When encountering obstacles, one needs to be creative in finding a way around them.
Philipp Bosch, MD, is a clinical colleague at the Department of Rheumatology and Immunology of the Medical University of Graz, Austria, and very honoured to be one of this year's IMA finalists. Winning the contest would be a great stimulus for his further clinical and research work in order to help patients with rheumatic diseases.
He has a very important message for all employers:
While in the past 20 years we have witnessed a huge improvement in the treatment of rheumatic diseases, there is a considerable number of patients who still suffer from discomfort or pain which cause them problems in daily life as well as at work. This is a call to law-makers and employers to be aware of these illnesses and create such legislation and work environments that help employees with rheumatic diseases reach their highest working potential.
In the study that has brought him to the finals, Dr. Bosch and his team found that musculoskeletal ultrasound can be helpful to distinguish whether joint pain is caused by a rheumatic disease (psoriatic arthritis) or by other reasons such as overuse and strain. This distinction has important clinical implications, as patients in which pain is caused by noninflammatory reasons should be treated with adequate pain management rather than by increasing immunosuppressive treatments.
Dr. Bosch is fully committed to his work in both areas, clinical and research. Being committed to science, he says, means working a lot, educating and improving oneself continuously.
I have started my PhD and chosen research because one can never learn enough and it has become my passion ever since. In clinical research, the biggest obstacles are the lack of time and project funding, but I think that one of the qualities of being a good scientist is to be creative and find ways around these issues. What I find problematic at the present is that a lot of people seem to doubt scientists. I believe that one of the reasons for that is the difficult nature of science itself and the way research is shared with the general public. It is challenging, but I think that scientists need to find ways to make their research more accessible and understandable in general,

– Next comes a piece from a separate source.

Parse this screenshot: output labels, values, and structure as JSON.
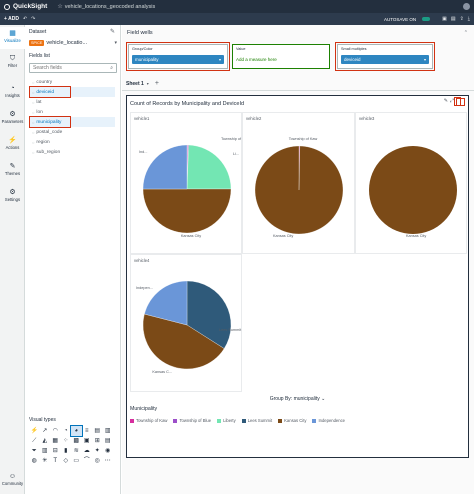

says Dr. Bosch. To him, the most important characteristics of a researcher are patience, the urge to continue even when things get rough, and precision. His main motivation is to improve as a researcher and physician, and ultimately help people through his work. That is a great feeling, he says and he cannot think of doing anything else than medicine and research. His work takes a lot of his energy which he replenishes by spending time with his caring family.